It got me thinking about what factors influence the spread of technology. There’s clearly a benefit to end users for widely adopted contactless payment—no swiping or signature. There’s a benefit to issuers as well, given that the contactless payment transmission is harder to intercept than a magstrip swipe, and does not actually transmit the credit card number. Retailers are the long pole in the tent, but the threat of being held liable for credit card losses is convincing them to update the technology.
Today’s post comes courtesy of the Esquire Drink Book, a mid-century masterpiece of cocktail lore. It’s not just comprehensive but also wittily written and illustrated, and full of odd little throwaway recipes here and there.
I’ve been reading through it for a few weeks and am starting to collect cocktails to try. One that I investigated early on and that’s stayed with me is the Bairn, which as its name suggests is a Scotch-based cocktail. This blends the smokiness of Scotch with a solid dose of orange from both the Cointreau and the bitters. It’s a great introduction to the book and is an unfussy Friday afternoon sort of cocktail, which if your Fridays are anything like mine is just the right sort of thing to try.
I’m experimenting with a new-to-me app called Highball to document and share cocktail recipes; it’s nice because importing the image below into your version of the app will automatically add the recipe to your recipe book. Try it out and let me know what you think.
KGB at the Lilypad in Inman Square, June 1, 2016

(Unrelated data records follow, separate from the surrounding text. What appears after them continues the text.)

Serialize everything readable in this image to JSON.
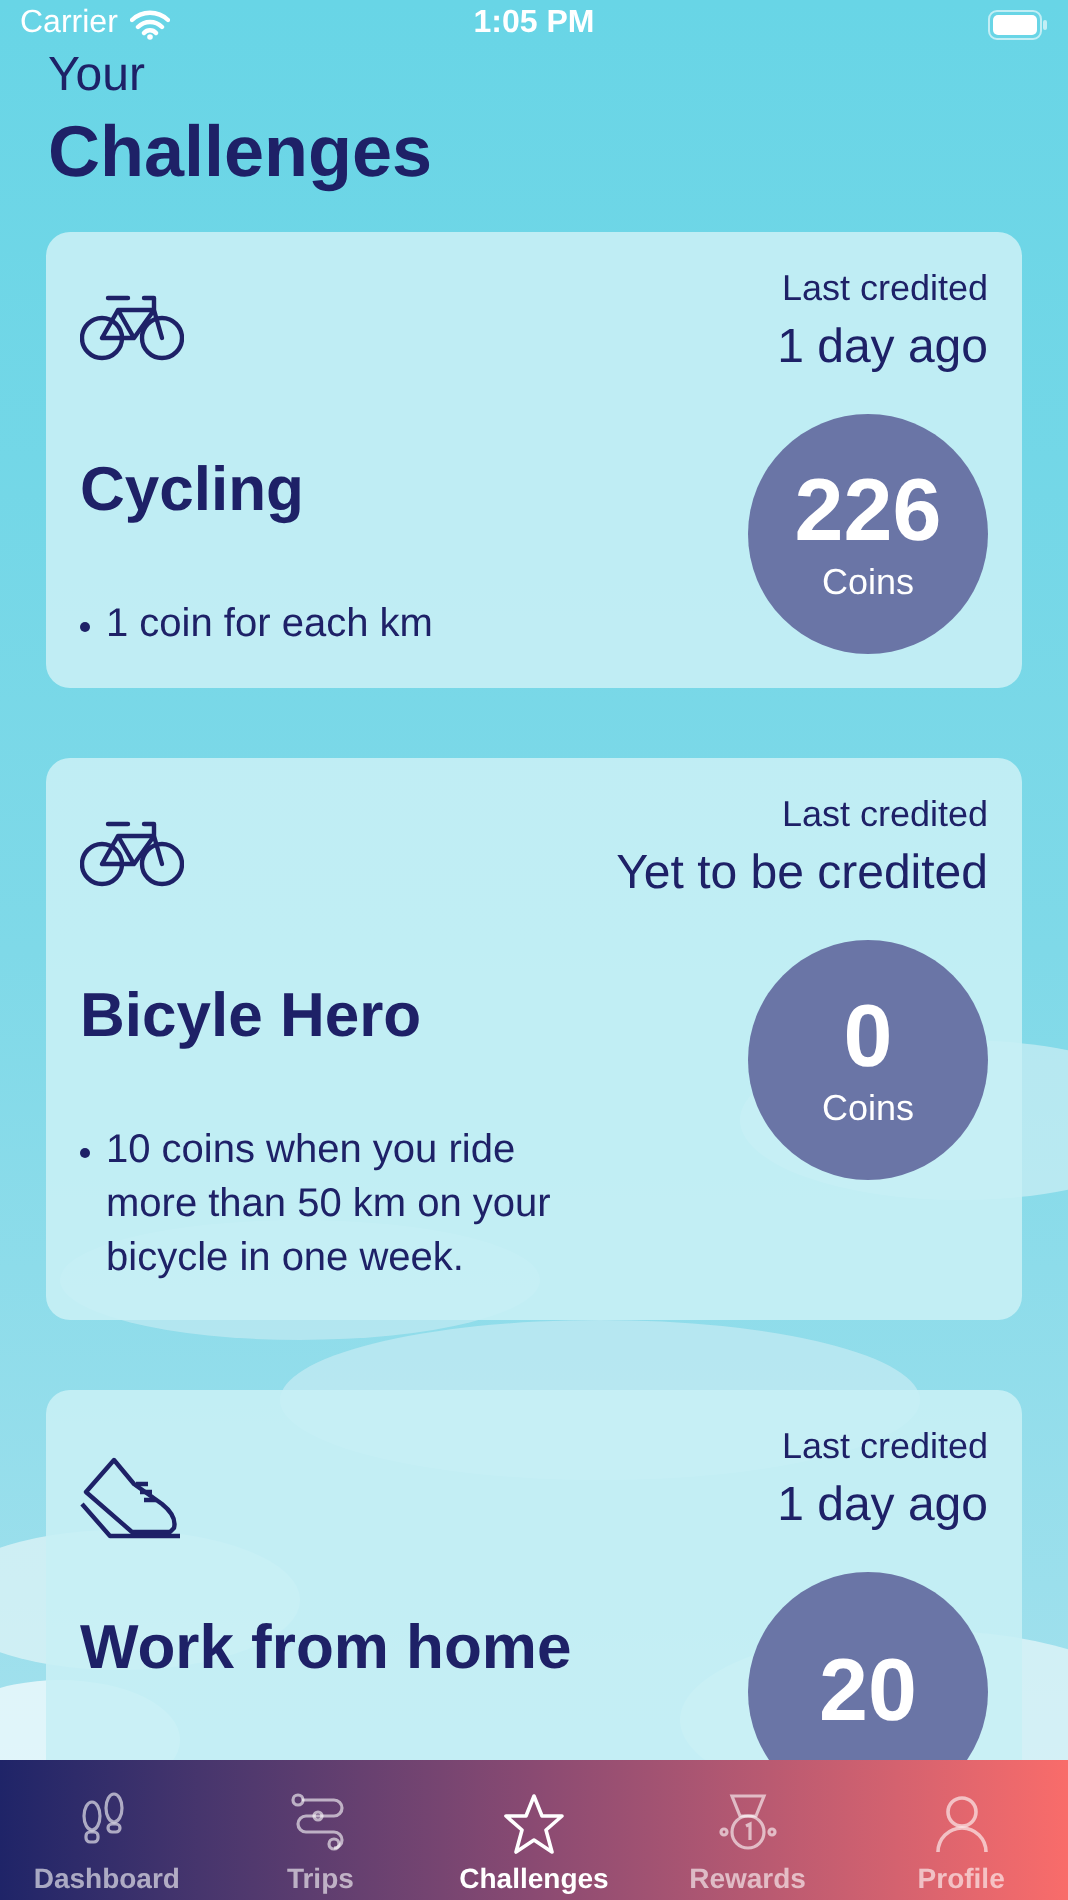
{
  "status_bar": {
    "carrier": "Carrier",
    "time": "1:05 PM"
  },
  "header": {
    "subtitle": "Your",
    "title": "Challenges"
  },
  "challenges": [
    {
      "kind": "bicycle",
      "title": "Cycling",
      "credit_label": "Last credited",
      "credit_value": "1 day ago",
      "coins": "226",
      "coins_label": "Coins",
      "rules": [
        "1 coin for each km"
      ]
    },
    {
      "kind": "bicycle",
      "title": "Bicyle Hero",
      "credit_label": "Last credited",
      "credit_value": "Yet to be credited",
      "coins": "0",
      "coins_label": "Coins",
      "rules": [
        "10 coins when you ride more than 50 km on your bicycle in one week."
      ]
    },
    {
      "kind": "shoe",
      "title": "Work from home",
      "credit_label": "Last credited",
      "credit_value": "1 day ago",
      "coins": "20"
    }
  ],
  "tab_bar": [
    {
      "kind": "footprints",
      "label": "Dashboard",
      "selected": false
    },
    {
      "kind": "route",
      "label": "Trips",
      "selected": false
    },
    {
      "kind": "star",
      "label": "Challenges",
      "selected": true
    },
    {
      "kind": "medal",
      "label": "Rewards",
      "selected": false
    },
    {
      "kind": "person",
      "label": "Profile",
      "selected": false
    }
  ]
}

I met some work colleagues at Bukowski’s in Inman Square last night. Generally when I’ve been there in the past it’s been to go to Hell Night, which is a pretty all-consuming experience in itself. Last night I was able to soak in a little more of the ambience.
Like Lilypad, a jazz club that’s only about half a block away from Bukowski’s. As I walked by last night to go to the bar, there was a pretty hot sounding quartet going (Tetraptych, if their calendar is right), but by the time we got back to the club KGB was playing. This trio (Ethan K. on guitars, Patrick Gaulin on drums, Rich Greenblatt on vibes) was sounding pretty good, playing a variety of originals, some standards (a Gershwin tune floated past at one point) and some post-bop stuff.
The last tune was “Eighty-One,” the Ron Carter/Miles Davis standard that he premiered on E.S.P. Here Ethan K. played the melodic line as Greenblatt provided chordal backup, with Gaulin providing elliptical drums underneath. I loved it, but the interpretation was a little different than what I think of as the core of the song, and it got me thinking about what that means.
In the original recording, by the second great Miles quintet on their first album, the essence of the song is the strong central bassline centered on the relationship between F (the tonic) and B-flat and providing rhythmic drive, while the horns play the melody complete with the leap up the octave and into a moment of silence, followed by sustained chords. The same players, with Wallace Roney filling in for Miles on the 1991 A Tribute to Miles, begins with a minute of free playing by Herbie Hancock and Wayne Shorter before going to the melody, and plays up the pause dramatically, with everyone but Carter and Tony Williams dropping out for a whole measure before the tune continues. I’ve heard some live Herbie recordings that do the same trick, with different players spotlighted in the gap, including his V.S.O.P. quintet live recordings from the 1970s. I’ve come to love this interpretation.
Last night, the gap wasn’t there–each player drove ahead into the space, letting the groove take them. It was a great version, but I missed that pause. It clues you in to listen to what’s happening underneath—the groove, the drive, the breakneck craziness at drums and bass that was Carter and Tony Williams at their best.